2) Neuromarketing: Application of neuroscience in the evaluation of relevant marketing stimuli will be described. The main cognitive neuroscience indicators for the appreciation of an audiovisual sensory stimuli (e.g. a TV commercials) will be also described. The use of such EEG-based indicators in practical situation will be also illustrated.
3) Online detection of mental workload: Successively, it will be showed different applications of the collection of brain activity in working contexts related to the airplanes pilots. It will be described as it is possible to detect the brain activity related to the insurgence of mental workload. It will be speculated that such detection could be employed in a short future to generate devices able to warn the operators about their perceived workload. Example of such detection of mental workload will be presented in three different conditions: on civil airline pilots, on military pilots and on car drivers.
4) Neuroaestethic: The issue of how we perceive the beauty will be also addressed by the talk, through the presentation of main results obtained by monitoring the EEG activity during the visit of two art galleries with the pictures of Tiziano Vecellio and Jan Veermer.
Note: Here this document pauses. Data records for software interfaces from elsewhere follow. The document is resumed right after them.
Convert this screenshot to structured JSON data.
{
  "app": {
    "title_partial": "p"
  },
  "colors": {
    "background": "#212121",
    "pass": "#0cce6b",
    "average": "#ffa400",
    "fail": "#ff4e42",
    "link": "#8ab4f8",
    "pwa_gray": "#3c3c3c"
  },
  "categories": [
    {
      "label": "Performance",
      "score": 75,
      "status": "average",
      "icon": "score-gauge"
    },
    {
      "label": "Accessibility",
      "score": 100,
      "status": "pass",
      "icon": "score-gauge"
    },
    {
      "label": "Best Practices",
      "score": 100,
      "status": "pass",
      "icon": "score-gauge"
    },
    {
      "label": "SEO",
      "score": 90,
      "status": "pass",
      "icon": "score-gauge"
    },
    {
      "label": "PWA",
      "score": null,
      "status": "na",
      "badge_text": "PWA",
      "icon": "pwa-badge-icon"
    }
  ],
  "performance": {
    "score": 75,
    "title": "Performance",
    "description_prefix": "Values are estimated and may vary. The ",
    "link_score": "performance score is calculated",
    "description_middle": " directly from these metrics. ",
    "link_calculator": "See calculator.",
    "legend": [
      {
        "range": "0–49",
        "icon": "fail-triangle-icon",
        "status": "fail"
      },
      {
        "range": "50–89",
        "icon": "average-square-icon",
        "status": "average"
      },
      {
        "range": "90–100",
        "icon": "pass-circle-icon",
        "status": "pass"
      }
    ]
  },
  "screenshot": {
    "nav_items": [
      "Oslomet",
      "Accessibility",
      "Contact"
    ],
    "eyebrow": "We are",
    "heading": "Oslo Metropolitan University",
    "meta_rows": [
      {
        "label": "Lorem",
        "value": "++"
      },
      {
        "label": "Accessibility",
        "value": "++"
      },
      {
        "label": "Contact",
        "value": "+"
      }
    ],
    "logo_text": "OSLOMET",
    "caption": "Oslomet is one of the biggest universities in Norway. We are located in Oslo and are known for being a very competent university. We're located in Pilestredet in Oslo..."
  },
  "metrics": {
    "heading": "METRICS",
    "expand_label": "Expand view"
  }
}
Conclusions
The possibility to detect in a reliable way the cerebral activity during "real-life" conditions and the possibility to detect brain activity with dry electrodes will be also discussed. Quoting the scientist Martha Farah, the issue is not "if" but "when" the neuroscience will shape our future. We are thinking that such time is arrived.